Activists have promised days of protests if Stockley, who resigned in 2013 and now lives in Texas, is acquitted.

The Mississippi River as seen Sept. 13, 2017, from the Four Seasons Hotel in Laclede's Landing at St. Louis.
Chelsea Hoye | St. Louis Public Radio

Leaders of Mississippi River communities want to update and upgrade their infrastructure, but said Wednesday they’ll need outside financial help.

The Mississippi River Cities and Towns Initiative held its annual meeting in St. Louis. About 30 mayors were there to talk about how their communities can survive natural disasters like hurricanes Harvey and Irma. The mayors also discussed strategies for attracting private investments for city improvements.

Missouri Highway Patrol Superintendent Sandra Karsten speaks with interim St. Louis Police Chief Larry O'Toole in July. The Highway Patrol began monitoring St. Louis highways this summer.
Jason Rosenbaum | St. Louis Public Radio

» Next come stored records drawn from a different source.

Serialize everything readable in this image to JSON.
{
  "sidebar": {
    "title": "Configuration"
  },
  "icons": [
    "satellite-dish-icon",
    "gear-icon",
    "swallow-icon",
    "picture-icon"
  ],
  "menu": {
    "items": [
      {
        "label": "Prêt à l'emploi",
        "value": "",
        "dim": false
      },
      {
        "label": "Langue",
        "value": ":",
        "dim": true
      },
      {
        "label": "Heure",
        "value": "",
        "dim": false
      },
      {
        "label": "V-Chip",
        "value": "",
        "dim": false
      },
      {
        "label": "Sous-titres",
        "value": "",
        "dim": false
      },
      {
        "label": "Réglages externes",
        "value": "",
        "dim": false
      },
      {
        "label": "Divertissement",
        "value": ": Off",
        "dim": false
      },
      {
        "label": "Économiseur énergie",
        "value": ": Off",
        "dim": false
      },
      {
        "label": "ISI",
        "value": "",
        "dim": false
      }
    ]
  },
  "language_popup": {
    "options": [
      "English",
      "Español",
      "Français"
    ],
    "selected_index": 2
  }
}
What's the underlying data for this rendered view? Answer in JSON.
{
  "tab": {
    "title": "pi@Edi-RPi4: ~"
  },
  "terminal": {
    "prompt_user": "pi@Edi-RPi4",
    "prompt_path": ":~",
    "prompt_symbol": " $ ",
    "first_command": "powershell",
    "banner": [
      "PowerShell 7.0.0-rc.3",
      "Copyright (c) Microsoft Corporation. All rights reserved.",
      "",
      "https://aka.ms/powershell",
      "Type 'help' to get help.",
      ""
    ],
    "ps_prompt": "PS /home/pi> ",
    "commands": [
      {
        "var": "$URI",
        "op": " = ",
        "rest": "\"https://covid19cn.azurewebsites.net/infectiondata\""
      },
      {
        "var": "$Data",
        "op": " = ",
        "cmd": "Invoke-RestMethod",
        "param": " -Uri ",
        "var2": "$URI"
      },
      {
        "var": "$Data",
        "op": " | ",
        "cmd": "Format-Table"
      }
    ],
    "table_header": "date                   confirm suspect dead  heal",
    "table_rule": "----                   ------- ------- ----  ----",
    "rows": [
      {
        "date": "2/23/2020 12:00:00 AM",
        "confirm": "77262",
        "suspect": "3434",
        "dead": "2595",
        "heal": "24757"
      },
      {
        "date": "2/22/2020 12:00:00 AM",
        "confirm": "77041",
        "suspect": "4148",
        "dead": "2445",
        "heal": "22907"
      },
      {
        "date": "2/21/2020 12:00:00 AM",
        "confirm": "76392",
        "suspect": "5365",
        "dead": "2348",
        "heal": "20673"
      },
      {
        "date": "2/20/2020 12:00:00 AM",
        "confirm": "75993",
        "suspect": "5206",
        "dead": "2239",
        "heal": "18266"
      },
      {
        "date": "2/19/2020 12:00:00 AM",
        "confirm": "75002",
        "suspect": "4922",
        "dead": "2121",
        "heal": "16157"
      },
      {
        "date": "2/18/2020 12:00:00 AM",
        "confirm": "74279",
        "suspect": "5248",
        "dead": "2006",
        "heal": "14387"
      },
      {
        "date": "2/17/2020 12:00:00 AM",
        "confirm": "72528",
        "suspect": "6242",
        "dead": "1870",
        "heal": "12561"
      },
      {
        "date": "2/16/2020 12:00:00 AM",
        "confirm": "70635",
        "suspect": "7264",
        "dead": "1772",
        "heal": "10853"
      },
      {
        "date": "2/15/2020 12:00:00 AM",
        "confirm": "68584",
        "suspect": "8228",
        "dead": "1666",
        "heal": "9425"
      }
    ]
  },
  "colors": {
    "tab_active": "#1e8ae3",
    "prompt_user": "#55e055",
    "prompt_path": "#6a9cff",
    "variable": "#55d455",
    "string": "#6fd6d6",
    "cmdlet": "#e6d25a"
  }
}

Halfway through a 90-day initiative, the Missouri Highway Patrol has confiscated at least 20 illegal guns and made hundreds of arrests for outstanding warrants on Interstates 55 and 70 in St. Louis.

It’s the first time in modern history the patrol has deployed up to 30 troopers on interstate highways within the city of St. Louis for an extended period of time, Capt. John Hotz said. But watching the highways may be one of the few things state and federal government can do to help St. Louis bring down its crime rate, putting the onus primarily on St. Louis’ officers and citizens.

Amazon shipping center in Edwardsville
Jo Mannies|St. Louis Public Radio

St. Louis Mayor Lyda Krewson says the region is planning to make a “competitive bid” to bring Amazon’s second headquarters here.

The company said Thursday that it will spend more than $5 billion to build another headquarters in North America to house as many as 50,000 employees. It plans to stay in its sprawling Seattle headquarters and the new space will be "a full equal" of its current home, said founder and CEO Jeff Bezos.

St. Louis Mayor Lyda Krewson addresses the media on July 14, 2017.
File photo | Rachel Lippmann | St. Louis Public Radio

Though the timing of the verdict in the Jason Stockley case is unknown, Mayor Lyda Krewson called Tuesday for understanding and calm.

Krewson put out a video in which she said she doesn’t know when a judge will decide whether Stockley, a former St. Louis police officer, is guilty of murder in the 2011 shooting of Anthony Lamar Smith.

State Sen. Jamilah Nasheed holds up a petition at a rally at Urban Chestnut Brewing Company on Monday. Raise Up Missouri is gathering signatures to put a statewide $12 an hour initiative on the ballot. Aug. 28, 2017
File photo I Carolina Hidalgo | St. Louis Public Radio

Updated at 4:30 p.m. with details from rally — Several elected officials across Missouri endorsed an effort Monday to raise the state's minimum wage. Their backing came the same day that St. Louis' $10-an-hour minimum wage, in effect since May 5, dropped to $7.70 an hour due to a new state law. 

City of St. Louis

St. Louis Mayor Lyda Krewson picked one of her former aldermanic colleagues to serve as the city’s chief record keeper.

Krewson is appointing Alderwoman Dionne Flowers to head the Office of the Register. That appointed officeholder is responsible for maintaining the city’s official records, as well as certifying city elections. 

Flowers represented the 2nd Ward, which takes in six neighborhoods in north St. Louis. She was first elected to her aldermanic seat in 1999.

Alderwoman Pamela Boyd, D-27th Ward, August 2017
Carolina Hidalgo | St. Louis Public Radio

On the latest episode of Politically Speaking, St. Louis Public Radio’s Jason Rosenbaum and Jo Mannies welcome St. Louis Alderwoman Pamela Boyd to the show for the first time.

Pages